## What the exercise asks
From the listing below, pull each line that includes "this".

## Recorded information
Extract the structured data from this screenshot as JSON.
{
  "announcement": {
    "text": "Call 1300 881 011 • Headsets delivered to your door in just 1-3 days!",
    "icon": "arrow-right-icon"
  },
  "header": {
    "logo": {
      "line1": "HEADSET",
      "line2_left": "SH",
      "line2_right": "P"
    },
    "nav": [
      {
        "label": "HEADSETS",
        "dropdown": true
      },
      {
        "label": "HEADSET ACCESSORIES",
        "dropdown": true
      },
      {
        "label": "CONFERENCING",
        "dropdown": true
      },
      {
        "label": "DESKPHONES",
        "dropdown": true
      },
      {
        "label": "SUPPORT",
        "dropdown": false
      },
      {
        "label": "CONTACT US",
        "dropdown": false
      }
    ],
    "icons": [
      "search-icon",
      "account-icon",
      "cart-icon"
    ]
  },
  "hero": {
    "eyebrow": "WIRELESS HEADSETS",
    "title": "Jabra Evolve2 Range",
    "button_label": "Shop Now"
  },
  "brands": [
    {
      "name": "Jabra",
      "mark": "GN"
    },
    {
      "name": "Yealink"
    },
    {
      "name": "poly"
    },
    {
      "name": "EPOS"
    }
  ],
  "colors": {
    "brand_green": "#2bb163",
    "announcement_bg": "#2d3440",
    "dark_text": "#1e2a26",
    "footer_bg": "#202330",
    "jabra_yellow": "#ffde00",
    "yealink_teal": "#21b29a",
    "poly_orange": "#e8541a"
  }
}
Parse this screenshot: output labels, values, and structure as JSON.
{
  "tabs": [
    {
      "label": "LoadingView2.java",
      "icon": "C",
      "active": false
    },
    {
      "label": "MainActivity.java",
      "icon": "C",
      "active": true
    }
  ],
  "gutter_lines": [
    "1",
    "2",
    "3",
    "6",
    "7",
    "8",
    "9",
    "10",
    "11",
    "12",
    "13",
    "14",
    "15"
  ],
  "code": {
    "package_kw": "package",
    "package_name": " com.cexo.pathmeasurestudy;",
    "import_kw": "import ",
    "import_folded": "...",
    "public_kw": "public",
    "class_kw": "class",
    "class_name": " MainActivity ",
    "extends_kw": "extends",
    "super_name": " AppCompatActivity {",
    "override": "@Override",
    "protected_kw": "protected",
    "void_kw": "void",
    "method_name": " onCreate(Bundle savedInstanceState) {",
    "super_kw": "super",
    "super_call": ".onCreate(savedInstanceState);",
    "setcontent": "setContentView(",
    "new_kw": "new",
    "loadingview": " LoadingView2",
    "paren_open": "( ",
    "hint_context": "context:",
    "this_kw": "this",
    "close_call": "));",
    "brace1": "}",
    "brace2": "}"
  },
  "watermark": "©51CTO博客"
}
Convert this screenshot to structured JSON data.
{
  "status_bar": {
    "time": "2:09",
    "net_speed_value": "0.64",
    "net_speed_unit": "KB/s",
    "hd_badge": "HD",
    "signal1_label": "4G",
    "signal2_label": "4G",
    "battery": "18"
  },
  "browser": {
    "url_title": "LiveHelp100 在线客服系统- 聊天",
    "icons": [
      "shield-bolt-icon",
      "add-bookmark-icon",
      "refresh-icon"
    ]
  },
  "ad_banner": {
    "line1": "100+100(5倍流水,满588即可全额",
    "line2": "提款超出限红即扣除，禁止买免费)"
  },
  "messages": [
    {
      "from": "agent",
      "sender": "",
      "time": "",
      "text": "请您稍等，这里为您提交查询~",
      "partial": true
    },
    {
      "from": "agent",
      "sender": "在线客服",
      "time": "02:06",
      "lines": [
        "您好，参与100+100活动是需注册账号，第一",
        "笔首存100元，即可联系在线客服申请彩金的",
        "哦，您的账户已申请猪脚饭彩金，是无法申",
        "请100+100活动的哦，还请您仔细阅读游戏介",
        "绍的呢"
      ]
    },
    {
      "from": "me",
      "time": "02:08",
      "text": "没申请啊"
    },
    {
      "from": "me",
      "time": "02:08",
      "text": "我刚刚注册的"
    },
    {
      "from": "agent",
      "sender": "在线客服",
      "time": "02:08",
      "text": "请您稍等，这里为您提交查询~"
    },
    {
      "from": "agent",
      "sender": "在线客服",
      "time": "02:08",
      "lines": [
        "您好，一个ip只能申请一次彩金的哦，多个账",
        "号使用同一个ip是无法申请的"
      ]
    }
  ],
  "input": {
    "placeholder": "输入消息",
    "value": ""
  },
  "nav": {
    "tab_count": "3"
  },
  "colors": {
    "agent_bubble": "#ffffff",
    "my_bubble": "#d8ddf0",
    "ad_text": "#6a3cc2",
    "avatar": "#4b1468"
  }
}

## Task output
Extract the structured data from this screenshot as JSON.
Parse this screenshot: output labels, values, and structure as JSON.
    "this_kw": "this",
Convert this screenshot to structured JSON data.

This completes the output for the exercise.